▶ AIM OF THE TASK: Lines to be reproduced exactly: the one that holds "Read all visible content and emit it as JSON." and all those after it through the end of the data. Include no others.

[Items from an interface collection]
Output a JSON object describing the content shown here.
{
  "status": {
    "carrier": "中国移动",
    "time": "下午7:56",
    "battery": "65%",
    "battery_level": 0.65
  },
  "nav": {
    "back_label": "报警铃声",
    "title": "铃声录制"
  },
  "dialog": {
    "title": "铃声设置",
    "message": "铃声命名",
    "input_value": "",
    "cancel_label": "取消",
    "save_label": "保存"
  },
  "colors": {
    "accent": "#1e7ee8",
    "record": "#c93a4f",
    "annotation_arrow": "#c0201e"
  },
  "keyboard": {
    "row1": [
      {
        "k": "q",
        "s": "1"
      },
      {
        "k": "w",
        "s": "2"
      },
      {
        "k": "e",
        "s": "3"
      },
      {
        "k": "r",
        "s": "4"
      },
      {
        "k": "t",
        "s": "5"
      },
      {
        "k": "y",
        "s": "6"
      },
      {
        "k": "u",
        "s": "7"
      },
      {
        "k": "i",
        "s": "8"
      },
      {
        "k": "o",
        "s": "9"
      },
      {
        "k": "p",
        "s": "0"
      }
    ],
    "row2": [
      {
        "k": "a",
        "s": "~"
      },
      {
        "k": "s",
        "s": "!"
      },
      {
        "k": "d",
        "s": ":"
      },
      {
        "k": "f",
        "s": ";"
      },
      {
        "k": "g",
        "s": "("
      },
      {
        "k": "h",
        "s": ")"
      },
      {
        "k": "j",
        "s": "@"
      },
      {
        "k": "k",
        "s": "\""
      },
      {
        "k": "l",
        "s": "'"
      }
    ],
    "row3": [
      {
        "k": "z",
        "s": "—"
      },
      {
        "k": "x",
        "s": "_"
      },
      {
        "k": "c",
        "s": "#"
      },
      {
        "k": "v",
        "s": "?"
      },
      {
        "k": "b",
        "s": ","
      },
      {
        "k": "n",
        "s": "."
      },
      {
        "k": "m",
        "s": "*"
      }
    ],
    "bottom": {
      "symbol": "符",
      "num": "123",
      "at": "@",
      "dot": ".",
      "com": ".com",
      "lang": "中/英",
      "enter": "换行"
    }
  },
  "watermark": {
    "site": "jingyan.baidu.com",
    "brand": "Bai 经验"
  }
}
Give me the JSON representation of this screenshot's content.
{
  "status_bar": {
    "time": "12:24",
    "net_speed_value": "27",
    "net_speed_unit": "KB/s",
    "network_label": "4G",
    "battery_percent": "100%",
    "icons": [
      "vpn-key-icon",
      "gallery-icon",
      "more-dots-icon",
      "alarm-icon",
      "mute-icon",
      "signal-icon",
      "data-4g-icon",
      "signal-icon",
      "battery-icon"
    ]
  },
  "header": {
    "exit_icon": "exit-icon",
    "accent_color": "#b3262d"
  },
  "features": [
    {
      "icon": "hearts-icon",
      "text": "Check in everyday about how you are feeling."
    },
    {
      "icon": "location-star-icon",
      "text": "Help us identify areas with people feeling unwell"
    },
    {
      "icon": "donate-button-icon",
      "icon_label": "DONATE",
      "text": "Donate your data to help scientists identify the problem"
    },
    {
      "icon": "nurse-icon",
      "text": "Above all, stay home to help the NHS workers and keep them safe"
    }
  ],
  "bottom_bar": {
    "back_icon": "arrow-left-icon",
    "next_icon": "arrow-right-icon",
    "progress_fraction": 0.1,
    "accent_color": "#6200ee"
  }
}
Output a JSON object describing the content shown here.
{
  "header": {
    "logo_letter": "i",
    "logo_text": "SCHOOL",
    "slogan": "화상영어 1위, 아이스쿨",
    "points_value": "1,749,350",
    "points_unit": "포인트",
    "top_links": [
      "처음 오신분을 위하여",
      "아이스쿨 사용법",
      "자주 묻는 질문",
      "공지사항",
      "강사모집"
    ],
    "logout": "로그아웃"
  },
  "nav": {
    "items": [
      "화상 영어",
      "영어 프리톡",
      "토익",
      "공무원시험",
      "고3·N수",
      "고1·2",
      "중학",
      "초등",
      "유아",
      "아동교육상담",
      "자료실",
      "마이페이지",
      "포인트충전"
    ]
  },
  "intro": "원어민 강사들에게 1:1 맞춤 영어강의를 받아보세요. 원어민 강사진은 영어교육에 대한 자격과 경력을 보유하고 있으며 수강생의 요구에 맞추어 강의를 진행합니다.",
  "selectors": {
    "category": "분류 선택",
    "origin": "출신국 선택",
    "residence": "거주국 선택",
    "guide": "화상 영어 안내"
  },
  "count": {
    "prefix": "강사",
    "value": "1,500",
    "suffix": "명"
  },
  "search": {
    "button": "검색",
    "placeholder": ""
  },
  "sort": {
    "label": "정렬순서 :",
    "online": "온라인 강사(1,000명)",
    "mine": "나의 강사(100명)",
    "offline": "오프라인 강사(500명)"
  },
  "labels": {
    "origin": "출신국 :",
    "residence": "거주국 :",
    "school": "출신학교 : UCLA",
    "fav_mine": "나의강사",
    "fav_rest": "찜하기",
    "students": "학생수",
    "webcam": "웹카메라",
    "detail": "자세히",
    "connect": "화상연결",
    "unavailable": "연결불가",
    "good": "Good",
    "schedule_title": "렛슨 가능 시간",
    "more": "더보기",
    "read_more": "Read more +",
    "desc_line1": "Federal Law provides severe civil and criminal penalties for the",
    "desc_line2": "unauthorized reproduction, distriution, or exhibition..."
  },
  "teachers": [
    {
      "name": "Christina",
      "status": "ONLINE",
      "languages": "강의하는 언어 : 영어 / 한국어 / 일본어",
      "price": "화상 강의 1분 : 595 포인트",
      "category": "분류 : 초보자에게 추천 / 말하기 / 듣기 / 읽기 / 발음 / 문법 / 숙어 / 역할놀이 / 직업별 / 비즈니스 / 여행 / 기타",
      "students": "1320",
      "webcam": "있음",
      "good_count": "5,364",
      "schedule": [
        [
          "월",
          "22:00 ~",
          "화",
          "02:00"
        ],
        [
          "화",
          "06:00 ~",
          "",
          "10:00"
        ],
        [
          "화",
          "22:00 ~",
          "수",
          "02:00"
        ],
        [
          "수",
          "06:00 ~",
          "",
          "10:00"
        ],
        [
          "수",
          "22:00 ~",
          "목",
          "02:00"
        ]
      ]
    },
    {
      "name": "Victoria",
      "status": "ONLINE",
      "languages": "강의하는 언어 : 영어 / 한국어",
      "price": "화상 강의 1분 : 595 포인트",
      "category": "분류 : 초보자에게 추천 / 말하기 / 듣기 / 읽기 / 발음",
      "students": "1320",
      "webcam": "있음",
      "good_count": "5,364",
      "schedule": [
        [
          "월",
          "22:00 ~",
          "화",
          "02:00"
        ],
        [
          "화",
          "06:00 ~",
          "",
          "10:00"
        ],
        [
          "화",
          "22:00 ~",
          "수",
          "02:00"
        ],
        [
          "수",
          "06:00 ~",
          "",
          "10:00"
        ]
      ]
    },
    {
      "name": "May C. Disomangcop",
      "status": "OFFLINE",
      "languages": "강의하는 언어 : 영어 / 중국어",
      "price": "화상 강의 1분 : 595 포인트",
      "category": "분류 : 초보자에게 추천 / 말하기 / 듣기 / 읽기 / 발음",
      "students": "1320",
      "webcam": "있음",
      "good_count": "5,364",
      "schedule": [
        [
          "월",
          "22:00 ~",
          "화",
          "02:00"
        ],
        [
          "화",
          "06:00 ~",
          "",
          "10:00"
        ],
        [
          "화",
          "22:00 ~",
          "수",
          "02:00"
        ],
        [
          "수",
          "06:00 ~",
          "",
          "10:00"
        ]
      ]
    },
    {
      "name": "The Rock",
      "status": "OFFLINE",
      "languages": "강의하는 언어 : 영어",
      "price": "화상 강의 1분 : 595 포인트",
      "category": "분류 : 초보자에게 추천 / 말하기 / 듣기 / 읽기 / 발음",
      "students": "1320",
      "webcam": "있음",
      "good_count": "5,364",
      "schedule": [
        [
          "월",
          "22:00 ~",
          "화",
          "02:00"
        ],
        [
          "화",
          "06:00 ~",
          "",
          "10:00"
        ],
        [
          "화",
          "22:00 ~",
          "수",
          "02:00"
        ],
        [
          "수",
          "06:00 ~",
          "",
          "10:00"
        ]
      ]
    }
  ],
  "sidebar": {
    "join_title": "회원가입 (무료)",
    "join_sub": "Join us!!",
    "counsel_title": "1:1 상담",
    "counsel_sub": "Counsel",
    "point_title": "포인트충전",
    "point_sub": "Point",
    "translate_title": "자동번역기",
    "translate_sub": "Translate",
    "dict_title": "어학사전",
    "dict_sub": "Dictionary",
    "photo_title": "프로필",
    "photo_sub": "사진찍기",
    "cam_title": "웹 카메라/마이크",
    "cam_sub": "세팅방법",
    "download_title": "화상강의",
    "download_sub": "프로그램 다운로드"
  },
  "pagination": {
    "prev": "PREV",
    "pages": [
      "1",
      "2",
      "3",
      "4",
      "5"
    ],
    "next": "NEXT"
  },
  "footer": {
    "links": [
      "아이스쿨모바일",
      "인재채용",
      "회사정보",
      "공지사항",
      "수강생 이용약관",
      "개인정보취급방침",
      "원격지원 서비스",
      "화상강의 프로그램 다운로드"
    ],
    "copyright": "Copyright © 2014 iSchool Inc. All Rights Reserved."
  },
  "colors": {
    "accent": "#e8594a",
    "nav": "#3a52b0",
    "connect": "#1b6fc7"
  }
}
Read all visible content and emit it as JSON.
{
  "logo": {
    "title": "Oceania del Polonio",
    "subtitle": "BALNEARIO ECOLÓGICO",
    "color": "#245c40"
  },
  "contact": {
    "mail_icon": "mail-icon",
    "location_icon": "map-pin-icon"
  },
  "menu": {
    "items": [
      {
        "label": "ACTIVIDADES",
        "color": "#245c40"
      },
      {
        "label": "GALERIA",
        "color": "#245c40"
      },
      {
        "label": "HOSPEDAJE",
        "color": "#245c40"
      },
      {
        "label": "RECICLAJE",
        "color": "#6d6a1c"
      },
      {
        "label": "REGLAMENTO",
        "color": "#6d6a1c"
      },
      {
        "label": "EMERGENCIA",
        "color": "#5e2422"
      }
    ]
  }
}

▶ WRITTEN RESPONSE:
Read all visible content and emit it as JSON.
{
  "logo": {
    "title": "Oceania del Polonio",
    "subtitle": "BALNEARIO ECOLÓGICO",
    "color": "#245c40"
  },
  "contact": {
    "mail_icon": "mail-icon",
    "location_icon": "map-pin-icon"
  },
  "menu": {
    "items": [
      {
        "label": "ACTIVIDADES",
        "color": "#245c40"
      },
      {
        "label": "GALERIA",
        "color": "#245c40"
      },
      {
        "label": "HOSPEDAJE",
        "color": "#245c40"
      },
      {
        "label": "RECICLAJE",
        "color": "#6d6a1c"
      },
      {
        "label": "REGLAMENTO",
        "color": "#6d6a1c"
      },
      {
        "label": "EMERGENCIA",
        "color": "#5e2422"
      }
    ]
  }
}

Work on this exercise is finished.